What you should do during this time is build excitement about working for your company, which can include the following: 

  • Sending new hires a "welcome package" with a personalized letter from company leadership
  • Informing them of the role’s perks and amenities 
  • Holding a virtual meetup with their new teammates to help them feel like part of the team

Additionally, keep the channels of communication open. New hires should have access to whatever messaging groups your company uses, as well as relevant phone numbers to call or text if necessary. They will likely have many questions, so try to answer promptly.

Discuss Deliverables, Goals, and Company Culture
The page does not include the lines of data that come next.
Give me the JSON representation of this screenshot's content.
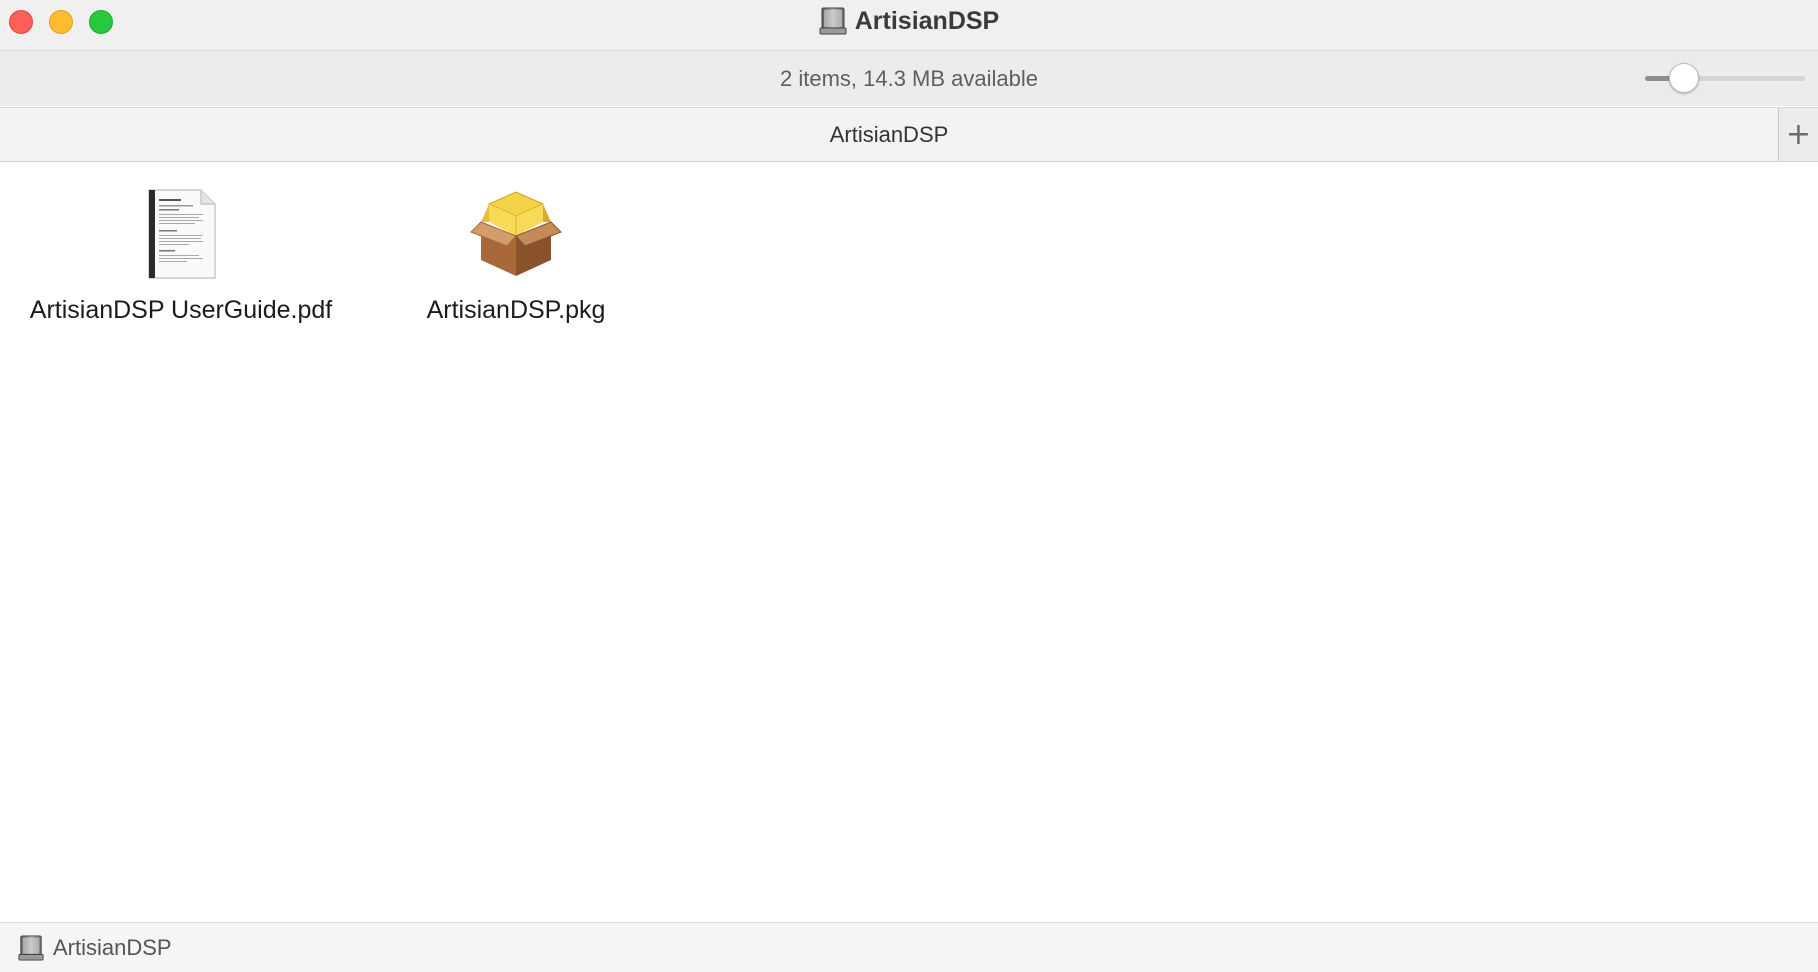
{
  "window": {
    "title": "ArtisianDSP",
    "title_icon": "disk-image-icon",
    "controls": [
      "close",
      "minimize",
      "zoom"
    ],
    "colors": {
      "close": "#fe5f57",
      "minimize": "#febc2e",
      "zoom": "#28c840"
    }
  },
  "status": {
    "text": "2 items, 14.3 MB available",
    "icon_size_slider_value": 0.2
  },
  "tabbar": {
    "current_tab": "ArtisianDSP",
    "add_tab_icon": "plus-icon"
  },
  "files": [
    {
      "name": "ArtisianDSP UserGuide.pdf",
      "icon": "pdf-document-icon"
    },
    {
      "name": "ArtisianDSP.pkg",
      "icon": "package-installer-icon"
    }
  ],
  "pathbar": {
    "crumbs": [
      {
        "label": "ArtisianDSP",
        "icon": "disk-image-icon"
      }
    ]
  }
}
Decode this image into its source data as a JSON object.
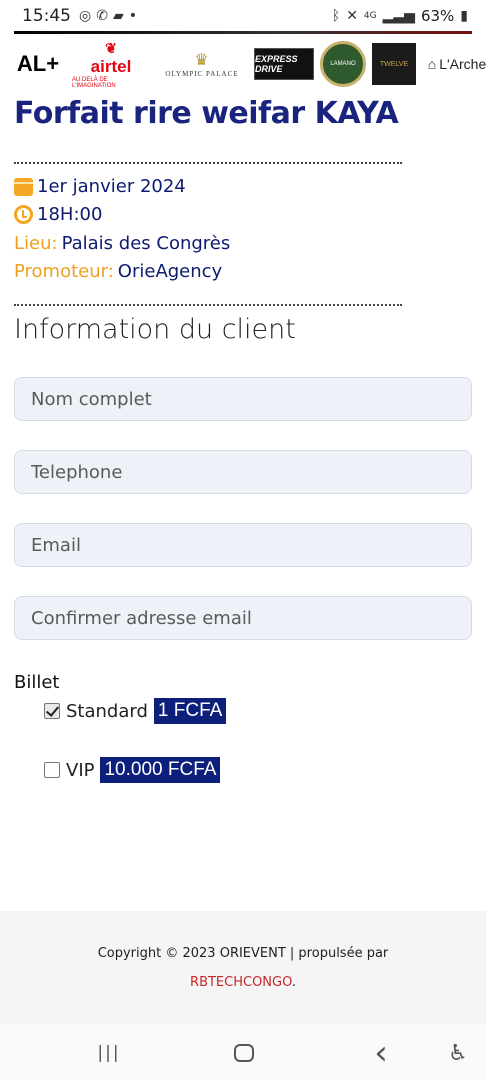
{
  "status_bar": {
    "time": "15:45",
    "battery": "63%",
    "left_icons": [
      "instagram-icon",
      "whatsapp-icon",
      "message-icon",
      "dot-icon"
    ],
    "right_icons": [
      "bluetooth-icon",
      "mute-icon",
      "4g-icon",
      "signal-icon",
      "battery-icon"
    ]
  },
  "sponsors": [
    {
      "name": "AL+"
    },
    {
      "name": "airtel",
      "tagline": "AU DELÀ DE L'IMAGINATION"
    },
    {
      "name": "OLYMPIC PALACE"
    },
    {
      "name": "EXPRESS DRIVE"
    },
    {
      "name": "LAMANO"
    },
    {
      "name": "TWELVE"
    },
    {
      "name": "L'Arche"
    }
  ],
  "event": {
    "title": "Forfait rire weifar KAYA",
    "date": "1er janvier 2024",
    "time": "18H:00",
    "venue_label": "Lieu:",
    "venue": "Palais des Congrès",
    "promoter_label": "Promoteur:",
    "promoter": "OrieAgency"
  },
  "form": {
    "section_title": "Information du client",
    "fields": {
      "full_name_placeholder": "Nom complet",
      "phone_placeholder": "Telephone",
      "email_placeholder": "Email",
      "confirm_email_placeholder": "Confirmer adresse email"
    },
    "ticket_label": "Billet",
    "options": [
      {
        "label": "Standard",
        "price": "1 FCFA",
        "checked": true
      },
      {
        "label": "VIP",
        "price": "10.000 FCFA",
        "checked": false
      }
    ]
  },
  "footer": {
    "copyright": "Copyright © 2023 ORIEVENT | propulsée par",
    "link": "RBTECHCONGO",
    "suffix": "."
  },
  "nav": {
    "recents": "|||",
    "home": "◯",
    "back": "‹",
    "accessibility": "⚲"
  }
}
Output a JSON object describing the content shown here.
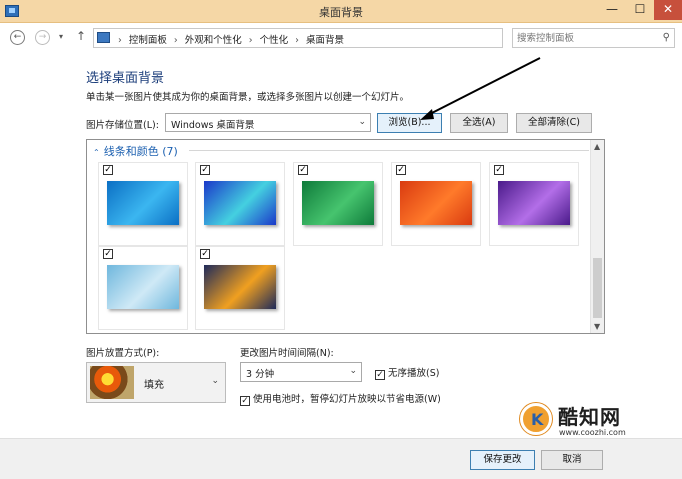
{
  "window": {
    "title": "桌面背景",
    "minimize_glyph": "—",
    "maximize_glyph": "☐",
    "close_glyph": "✕"
  },
  "nav": {
    "back_icon": "left-arrow-icon",
    "forward_icon": "right-arrow-icon",
    "down_glyph": "▾",
    "up_glyph": "↑",
    "breadcrumbs": [
      "控制面板",
      "外观和个性化",
      "个性化",
      "桌面背景"
    ],
    "separator": "›",
    "search_placeholder": "搜索控制面板"
  },
  "content": {
    "heading": "选择桌面背景",
    "subtext": "单击某一张图片使其成为你的桌面背景，或选择多张图片以创建一个幻灯片。",
    "location_label": "图片存储位置(L):",
    "location_value": "Windows 桌面背景",
    "browse_label": "浏览(B)...",
    "select_all_label": "全选(A)",
    "clear_all_label": "全部清除(C)"
  },
  "gallery": {
    "group_title": "线条和颜色 (7)",
    "tiles": [
      {
        "checked": true,
        "colors": [
          "#0b6fc4",
          "#3bb6f0"
        ]
      },
      {
        "checked": true,
        "colors": [
          "#1b38c9",
          "#44d0e0"
        ]
      },
      {
        "checked": true,
        "colors": [
          "#0e7a3a",
          "#46c46e"
        ]
      },
      {
        "checked": true,
        "colors": [
          "#d93a10",
          "#ff7a2a"
        ]
      },
      {
        "checked": true,
        "colors": [
          "#4a1a8a",
          "#b36ee8"
        ]
      },
      {
        "checked": true,
        "colors": [
          "#6fb7dd",
          "#cfe9f6"
        ]
      },
      {
        "checked": true,
        "colors": [
          "#1e2a5a",
          "#f0a020"
        ]
      }
    ],
    "check_glyph": "✓"
  },
  "options": {
    "position_label": "图片放置方式(P):",
    "position_value": "填充",
    "interval_label": "更改图片时间间隔(N):",
    "interval_value": "3 分钟",
    "shuffle_label": "无序播放(S)",
    "shuffle_checked": true,
    "battery_label": "使用电池时，暂停幻灯片放映以节省电源(W)",
    "battery_checked": true
  },
  "footer": {
    "save_label": "保存更改",
    "cancel_label": "取消"
  },
  "watermark": {
    "name": "酷知网",
    "url": "www.coozhi.com"
  }
}
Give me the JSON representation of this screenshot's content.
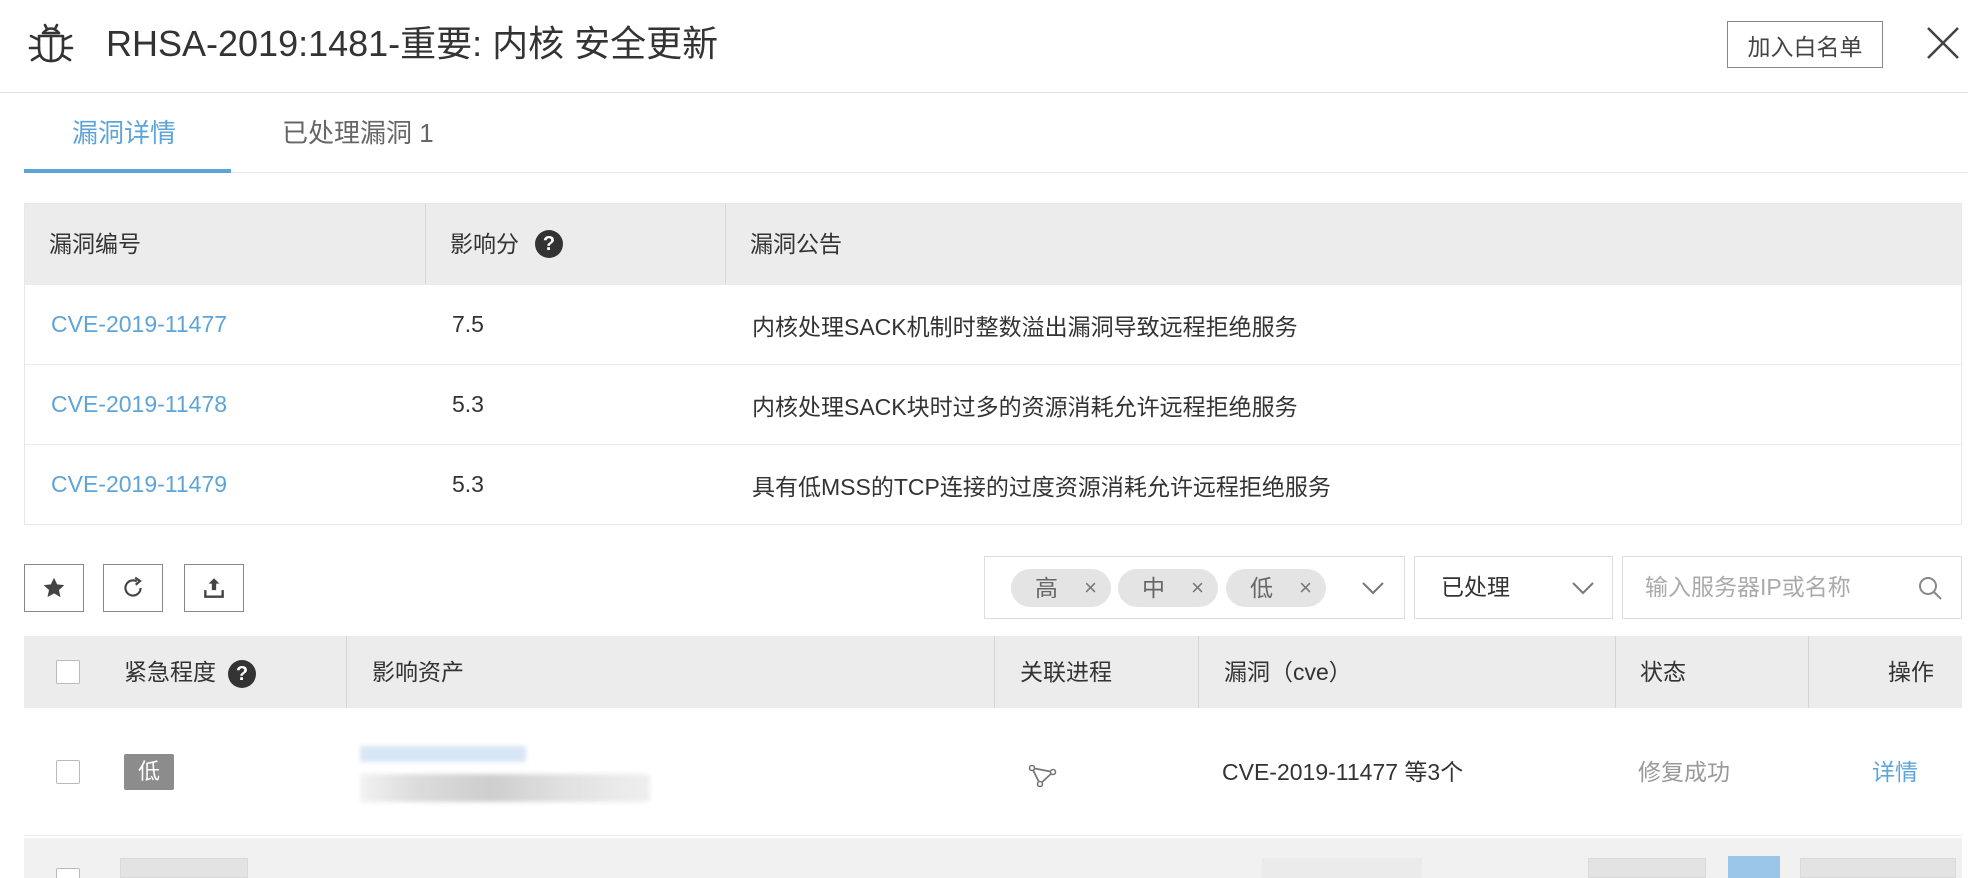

It's a good idea to take some time in the beginning for a remote orientation and to spell out your expectations for success. Inform your new hires about how they will be evaluated, what a successful day of work looks like, and how often they should expect to check in with their teams.

Part of this process should include a rundown of company culture. Because of the nature of remote communication, it's advisable to discuss culture more than you would in person. Go into depth about the best practices of navigating company life, and the dynamics of their team. Get them excited about cultural events and team-building activities they can look forward to, especially those they can participate in remotely. 

Set Virtual Meetings So New Employees Can Meet the Team

When a new employee joins the company, all coworkers have one new name and title to remember. The new employee could potentially have dozens. Though rarely easy, it can be even harder to learn about new people and group dynamics without faces and conversations to help jog your memory. That's why it's imperative to set up virtual meetings to get everyone acquainted in remote work situations. Try scheduling a video call for a get-to-know-you team-building meeting whenever you have a new hire, and foster unity by regularly focusing on team-building.

Assign New Hires a Welcome Buddy

Designate an experienced coworker as the new hire's "welcome buddy." In addition to their normal duties, the welcome buddy will regularly meet with the new remote employee to ensure they fully integrate into the new workplace. By pairing new hires up with mentors during the remote onboarding process, they have a built-in resource to turn to for questions on ethics, standard procedures, company history, or company culture.

According to a look into Microsoft's buddy program by Harvard Business Review, "56% of new hires who met with their onboarding buddy at least once in their first 90 days indicated that their buddy helped them to quickly become productive in their role."

Think Beyond the First Week

Onboarding — and indeed, training in general — is not a "one-and-done" event. Yes, much of the heavy lifting takes place in the early days of a new hire's tenure, but to onboard them effectively as a remote worker, you'll need to think about long-term integration. Experts advise that proper onboarding takes anywhere from four months to a year — far longer than just a week or two. Now think about the challenges that come along with being remote!  

Think about your own schooling. When it came to the critical topics, teachers didn't just teach you once. They periodically reviewed and evaluated your progress to ensure the lessons sank in. Remote onboarding best practices are similar. While the first few training-intensive weeks are an essential part of the onboarding process, they alone aren't adequate. Many of the procedures and best practices new hires learn early on can be easily forgotten, but periodic reviews and check-ins ensure new skills and knowledge become second nature, and connections become more profound and genuine, even if your team doesn’t share a workspace. 

In the end, proper recruiting and onboarding for both remote and in-person workers are crucial. Not only does it build the best possible foundation for an individual employee’s success, but it also benefits the company at large. Good virtual onboarding creates a better-trained workforce and a more unified team, ultimately leading to long-term success for the company’s culture, expertise, and prosperity.